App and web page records
# # #
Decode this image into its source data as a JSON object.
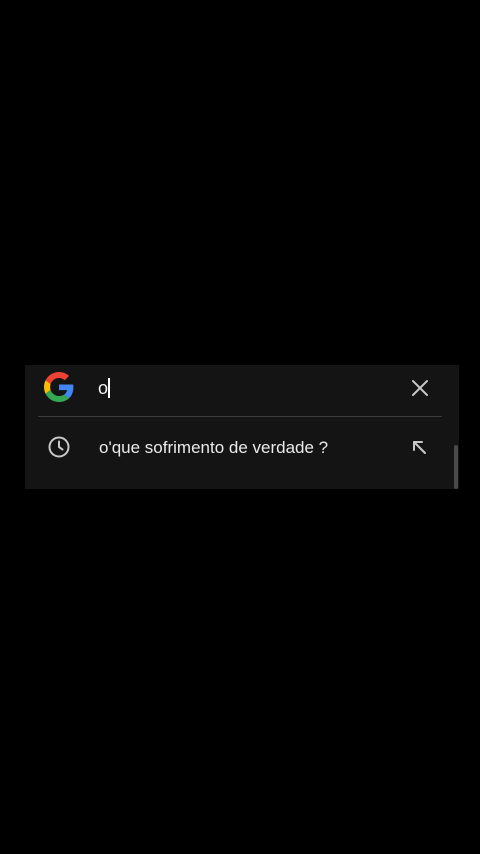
{
  "search": {
    "query": "o",
    "logo": "google-g-logo",
    "clear_icon": "close-icon"
  },
  "suggestions": [
    {
      "text": "o'que sofrimento de verdade ?",
      "leading_icon": "history-icon",
      "trailing_icon": "arrow-up-left-icon"
    }
  ],
  "colors": {
    "background": "#000000",
    "panel": "#141414",
    "text": "#eaeaea",
    "icon": "#c8c8c8",
    "google_blue": "#4285F4",
    "google_red": "#EA4335",
    "google_yellow": "#FBBC05",
    "google_green": "#34A853"
  }
}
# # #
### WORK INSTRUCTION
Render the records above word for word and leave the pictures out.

### PROBLEM SOLUTION
Decode this image into its source data as a JSON object.
{
  "search": {
    "query": "o",
    "logo": "google-g-logo",
    "clear_icon": "close-icon"
  },
  "suggestions": [
    {
      "text": "o'que sofrimento de verdade ?",
      "leading_icon": "history-icon",
      "trailing_icon": "arrow-up-left-icon"
    }
  ],
  "colors": {
    "background": "#000000",
    "panel": "#141414",
    "text": "#eaeaea",
    "icon": "#c8c8c8",
    "google_blue": "#4285F4",
    "google_red": "#EA4335",
    "google_yellow": "#FBBC05",
    "google_green": "#34A853"
  }
}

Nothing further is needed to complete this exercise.